Items from an interface collection:
######
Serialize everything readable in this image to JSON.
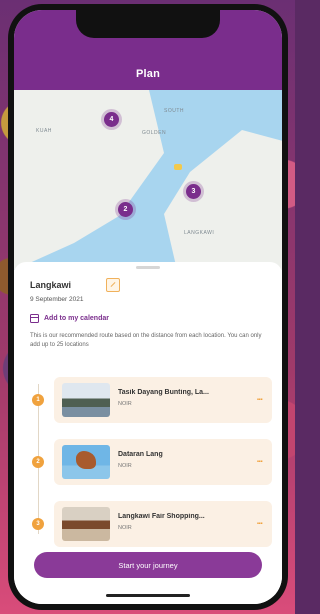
{
  "header": {
    "title": "Plan"
  },
  "map": {
    "labels": [
      "KUAH",
      "GOLDEN",
      "SOUTH",
      "LANGKAWI"
    ],
    "markers": [
      "4",
      "3",
      "2"
    ],
    "marker_color": "#7a2d8c"
  },
  "trip": {
    "title": "Langkawi",
    "date": "9 September 2021",
    "calendar_label": "Add to my calendar",
    "description": "This is our recommended route based on the distance from each location. You can only add up to 25 locations"
  },
  "stops": [
    {
      "number": "1",
      "title": "Tasik Dayang Bunting, La...",
      "subtitle": "NOIR"
    },
    {
      "number": "2",
      "title": "Dataran Lang",
      "subtitle": "NOIR"
    },
    {
      "number": "3",
      "title": "Langkawi Fair Shopping...",
      "subtitle": "NOIR"
    }
  ],
  "more_label": "...",
  "cta": {
    "label": "Start your journey"
  },
  "colors": {
    "brand": "#7a2d8c",
    "accent": "#f0a23e",
    "card_bg": "#fbf0e4"
  }
}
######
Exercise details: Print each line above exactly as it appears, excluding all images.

Response for this exercise:
Serialize everything readable in this image to JSON.
{
  "header": {
    "title": "Plan"
  },
  "map": {
    "labels": [
      "KUAH",
      "GOLDEN",
      "SOUTH",
      "LANGKAWI"
    ],
    "markers": [
      "4",
      "3",
      "2"
    ],
    "marker_color": "#7a2d8c"
  },
  "trip": {
    "title": "Langkawi",
    "date": "9 September 2021",
    "calendar_label": "Add to my calendar",
    "description": "This is our recommended route based on the distance from each location. You can only add up to 25 locations"
  },
  "stops": [
    {
      "number": "1",
      "title": "Tasik Dayang Bunting, La...",
      "subtitle": "NOIR"
    },
    {
      "number": "2",
      "title": "Dataran Lang",
      "subtitle": "NOIR"
    },
    {
      "number": "3",
      "title": "Langkawi Fair Shopping...",
      "subtitle": "NOIR"
    }
  ],
  "more_label": "...",
  "cta": {
    "label": "Start your journey"
  },
  "colors": {
    "brand": "#7a2d8c",
    "accent": "#f0a23e",
    "card_bg": "#fbf0e4"
  }
}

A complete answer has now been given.